To do »
In the data that follows, every line containing the word "thumbs" should be returned.

Data extract »
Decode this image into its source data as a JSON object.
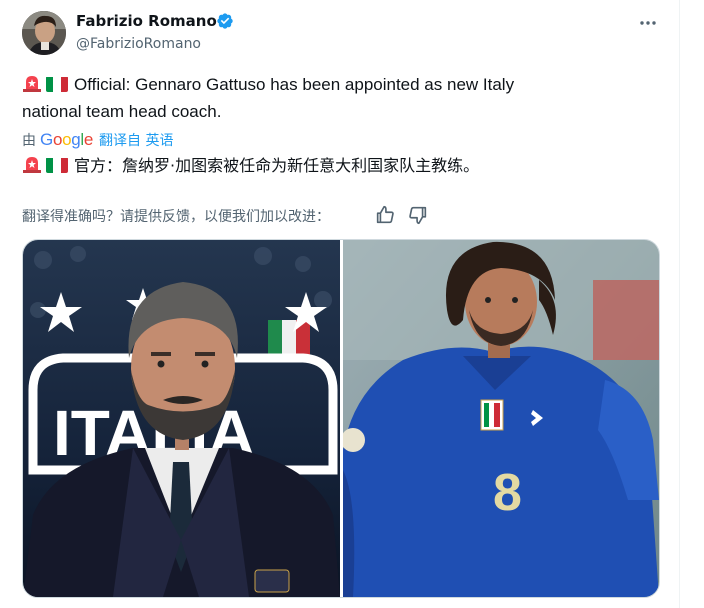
{
  "author": {
    "name": "Fabrizio Romano",
    "handle": "@FabrizioRomano"
  },
  "tweet": {
    "line1": "Official: Gennaro Gattuso has been appointed as new Italy",
    "line2": "national team head coach."
  },
  "translation": {
    "by_prefix": "由",
    "google_letters": [
      "G",
      "o",
      "o",
      "g",
      "l",
      "e"
    ],
    "google_colors": [
      "#4285f4",
      "#ea4335",
      "#fbbc05",
      "#4285f4",
      "#34a853",
      "#ea4335"
    ],
    "link_label": "翻译自 英语",
    "translated_text": "官方：詹纳罗·加图索被任命为新任意大利国家队主教练。"
  },
  "feedback": {
    "question": "翻译得准确吗？请提供反馈，以便我们加以改进："
  },
  "media": {
    "left_photo_lettering": "ITALIA",
    "right_photo_number": "8"
  },
  "colors": {
    "accent": "#1d9bf0",
    "verified": "#1d9bf0",
    "secondary_text": "#536471",
    "flag_green": "#009246",
    "flag_white": "#ffffff",
    "flag_red": "#ce2b37",
    "siren": "#f4424e"
  },
  "icons": {
    "verified": "verified-badge-icon",
    "more": "more-dots-icon",
    "siren": "siren-emoji-icon",
    "flag": "italy-flag-emoji-icon",
    "thumb_up": "thumbs-up-icon",
    "thumb_down": "thumbs-down-icon"
  }
}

Exercise response »
    "thumb_up": "thumbs-up-icon",
    "thumb_down": "thumbs-down-icon"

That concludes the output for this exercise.